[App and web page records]

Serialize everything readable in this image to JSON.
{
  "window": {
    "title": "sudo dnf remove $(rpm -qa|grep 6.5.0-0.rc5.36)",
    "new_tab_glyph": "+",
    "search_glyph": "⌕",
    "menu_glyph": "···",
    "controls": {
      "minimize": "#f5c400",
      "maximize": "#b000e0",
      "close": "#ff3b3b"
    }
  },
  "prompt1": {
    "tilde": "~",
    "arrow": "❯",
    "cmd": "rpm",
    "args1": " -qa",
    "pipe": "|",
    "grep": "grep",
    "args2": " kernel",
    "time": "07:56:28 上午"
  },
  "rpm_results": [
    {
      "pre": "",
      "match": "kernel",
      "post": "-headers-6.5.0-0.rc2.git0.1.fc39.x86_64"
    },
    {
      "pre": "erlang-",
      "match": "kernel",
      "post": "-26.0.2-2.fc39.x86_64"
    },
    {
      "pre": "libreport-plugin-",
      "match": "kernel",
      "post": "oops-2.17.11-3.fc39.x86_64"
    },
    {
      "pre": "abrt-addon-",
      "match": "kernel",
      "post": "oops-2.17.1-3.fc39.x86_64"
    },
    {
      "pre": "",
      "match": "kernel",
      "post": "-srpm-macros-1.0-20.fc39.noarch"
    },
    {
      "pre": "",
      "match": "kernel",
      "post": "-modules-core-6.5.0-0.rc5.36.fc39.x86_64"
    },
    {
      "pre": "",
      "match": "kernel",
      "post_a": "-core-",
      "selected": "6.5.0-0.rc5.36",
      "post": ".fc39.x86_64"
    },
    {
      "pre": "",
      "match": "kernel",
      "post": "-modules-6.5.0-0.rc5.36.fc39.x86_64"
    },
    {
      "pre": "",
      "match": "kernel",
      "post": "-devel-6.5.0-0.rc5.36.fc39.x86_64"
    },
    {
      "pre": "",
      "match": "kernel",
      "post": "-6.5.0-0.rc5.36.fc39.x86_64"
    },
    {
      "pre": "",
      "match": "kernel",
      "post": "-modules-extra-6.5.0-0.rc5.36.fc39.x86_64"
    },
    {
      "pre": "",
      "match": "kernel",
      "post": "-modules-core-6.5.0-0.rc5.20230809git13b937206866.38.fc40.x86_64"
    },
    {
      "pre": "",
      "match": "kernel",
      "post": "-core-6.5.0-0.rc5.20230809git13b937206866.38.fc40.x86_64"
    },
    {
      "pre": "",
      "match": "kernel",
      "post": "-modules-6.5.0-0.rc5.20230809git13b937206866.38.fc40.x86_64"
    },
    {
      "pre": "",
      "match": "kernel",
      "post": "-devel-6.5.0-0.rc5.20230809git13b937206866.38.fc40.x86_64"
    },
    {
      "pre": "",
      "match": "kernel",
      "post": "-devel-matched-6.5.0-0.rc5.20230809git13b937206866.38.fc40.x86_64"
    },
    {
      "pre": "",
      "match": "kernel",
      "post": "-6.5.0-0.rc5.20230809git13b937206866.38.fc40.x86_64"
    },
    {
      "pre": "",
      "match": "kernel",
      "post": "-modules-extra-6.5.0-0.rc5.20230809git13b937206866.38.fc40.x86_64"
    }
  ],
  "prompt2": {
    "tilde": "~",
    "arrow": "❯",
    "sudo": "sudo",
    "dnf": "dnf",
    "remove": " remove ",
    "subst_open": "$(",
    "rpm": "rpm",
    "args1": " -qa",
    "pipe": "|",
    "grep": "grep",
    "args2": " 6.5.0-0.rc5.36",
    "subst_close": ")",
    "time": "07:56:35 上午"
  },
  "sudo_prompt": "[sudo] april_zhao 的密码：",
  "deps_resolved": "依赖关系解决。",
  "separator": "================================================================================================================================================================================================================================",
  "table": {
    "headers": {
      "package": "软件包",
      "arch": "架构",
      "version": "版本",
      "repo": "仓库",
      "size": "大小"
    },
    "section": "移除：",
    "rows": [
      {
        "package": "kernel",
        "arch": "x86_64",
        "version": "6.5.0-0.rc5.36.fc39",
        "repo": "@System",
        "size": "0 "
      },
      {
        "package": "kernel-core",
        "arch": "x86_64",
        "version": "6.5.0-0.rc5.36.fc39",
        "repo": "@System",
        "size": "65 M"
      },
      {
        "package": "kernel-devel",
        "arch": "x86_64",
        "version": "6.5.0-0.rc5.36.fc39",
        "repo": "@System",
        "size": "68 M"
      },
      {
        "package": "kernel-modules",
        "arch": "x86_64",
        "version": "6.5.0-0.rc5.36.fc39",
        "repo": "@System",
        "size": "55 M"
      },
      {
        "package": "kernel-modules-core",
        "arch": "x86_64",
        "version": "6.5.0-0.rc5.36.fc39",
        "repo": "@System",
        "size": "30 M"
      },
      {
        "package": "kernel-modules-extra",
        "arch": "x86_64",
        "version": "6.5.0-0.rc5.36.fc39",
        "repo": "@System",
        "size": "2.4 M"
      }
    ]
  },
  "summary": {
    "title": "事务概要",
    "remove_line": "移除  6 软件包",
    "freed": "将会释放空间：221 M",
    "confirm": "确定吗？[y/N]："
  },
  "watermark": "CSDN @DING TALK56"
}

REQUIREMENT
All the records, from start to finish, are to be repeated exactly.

SOLUTION FOR THIS PROBLEM
Serialize everything readable in this image to JSON.
{
  "window": {
    "title": "sudo dnf remove $(rpm -qa|grep 6.5.0-0.rc5.36)",
    "new_tab_glyph": "+",
    "search_glyph": "⌕",
    "menu_glyph": "···",
    "controls": {
      "minimize": "#f5c400",
      "maximize": "#b000e0",
      "close": "#ff3b3b"
    }
  },
  "prompt1": {
    "tilde": "~",
    "arrow": "❯",
    "cmd": "rpm",
    "args1": " -qa",
    "pipe": "|",
    "grep": "grep",
    "args2": " kernel",
    "time": "07:56:28 上午"
  },
  "rpm_results": [
    {
      "pre": "",
      "match": "kernel",
      "post": "-headers-6.5.0-0.rc2.git0.1.fc39.x86_64"
    },
    {
      "pre": "erlang-",
      "match": "kernel",
      "post": "-26.0.2-2.fc39.x86_64"
    },
    {
      "pre": "libreport-plugin-",
      "match": "kernel",
      "post": "oops-2.17.11-3.fc39.x86_64"
    },
    {
      "pre": "abrt-addon-",
      "match": "kernel",
      "post": "oops-2.17.1-3.fc39.x86_64"
    },
    {
      "pre": "",
      "match": "kernel",
      "post": "-srpm-macros-1.0-20.fc39.noarch"
    },
    {
      "pre": "",
      "match": "kernel",
      "post": "-modules-core-6.5.0-0.rc5.36.fc39.x86_64"
    },
    {
      "pre": "",
      "match": "kernel",
      "post_a": "-core-",
      "selected": "6.5.0-0.rc5.36",
      "post": ".fc39.x86_64"
    },
    {
      "pre": "",
      "match": "kernel",
      "post": "-modules-6.5.0-0.rc5.36.fc39.x86_64"
    },
    {
      "pre": "",
      "match": "kernel",
      "post": "-devel-6.5.0-0.rc5.36.fc39.x86_64"
    },
    {
      "pre": "",
      "match": "kernel",
      "post": "-6.5.0-0.rc5.36.fc39.x86_64"
    },
    {
      "pre": "",
      "match": "kernel",
      "post": "-modules-extra-6.5.0-0.rc5.36.fc39.x86_64"
    },
    {
      "pre": "",
      "match": "kernel",
      "post": "-modules-core-6.5.0-0.rc5.20230809git13b937206866.38.fc40.x86_64"
    },
    {
      "pre": "",
      "match": "kernel",
      "post": "-core-6.5.0-0.rc5.20230809git13b937206866.38.fc40.x86_64"
    },
    {
      "pre": "",
      "match": "kernel",
      "post": "-modules-6.5.0-0.rc5.20230809git13b937206866.38.fc40.x86_64"
    },
    {
      "pre": "",
      "match": "kernel",
      "post": "-devel-6.5.0-0.rc5.20230809git13b937206866.38.fc40.x86_64"
    },
    {
      "pre": "",
      "match": "kernel",
      "post": "-devel-matched-6.5.0-0.rc5.20230809git13b937206866.38.fc40.x86_64"
    },
    {
      "pre": "",
      "match": "kernel",
      "post": "-6.5.0-0.rc5.20230809git13b937206866.38.fc40.x86_64"
    },
    {
      "pre": "",
      "match": "kernel",
      "post": "-modules-extra-6.5.0-0.rc5.20230809git13b937206866.38.fc40.x86_64"
    }
  ],
  "prompt2": {
    "tilde": "~",
    "arrow": "❯",
    "sudo": "sudo",
    "dnf": "dnf",
    "remove": " remove ",
    "subst_open": "$(",
    "rpm": "rpm",
    "args1": " -qa",
    "pipe": "|",
    "grep": "grep",
    "args2": " 6.5.0-0.rc5.36",
    "subst_close": ")",
    "time": "07:56:35 上午"
  },
  "sudo_prompt": "[sudo] april_zhao 的密码：",
  "deps_resolved": "依赖关系解决。",
  "separator": "================================================================================================================================================================================================================================",
  "table": {
    "headers": {
      "package": "软件包",
      "arch": "架构",
      "version": "版本",
      "repo": "仓库",
      "size": "大小"
    },
    "section": "移除：",
    "rows": [
      {
        "package": "kernel",
        "arch": "x86_64",
        "version": "6.5.0-0.rc5.36.fc39",
        "repo": "@System",
        "size": "0 "
      },
      {
        "package": "kernel-core",
        "arch": "x86_64",
        "version": "6.5.0-0.rc5.36.fc39",
        "repo": "@System",
        "size": "65 M"
      },
      {
        "package": "kernel-devel",
        "arch": "x86_64",
        "version": "6.5.0-0.rc5.36.fc39",
        "repo": "@System",
        "size": "68 M"
      },
      {
        "package": "kernel-modules",
        "arch": "x86_64",
        "version": "6.5.0-0.rc5.36.fc39",
        "repo": "@System",
        "size": "55 M"
      },
      {
        "package": "kernel-modules-core",
        "arch": "x86_64",
        "version": "6.5.0-0.rc5.36.fc39",
        "repo": "@System",
        "size": "30 M"
      },
      {
        "package": "kernel-modules-extra",
        "arch": "x86_64",
        "version": "6.5.0-0.rc5.36.fc39",
        "repo": "@System",
        "size": "2.4 M"
      }
    ]
  },
  "summary": {
    "title": "事务概要",
    "remove_line": "移除  6 软件包",
    "freed": "将会释放空间：221 M",
    "confirm": "确定吗？[y/N]："
  },
  "watermark": "CSDN @DING TALK56"
}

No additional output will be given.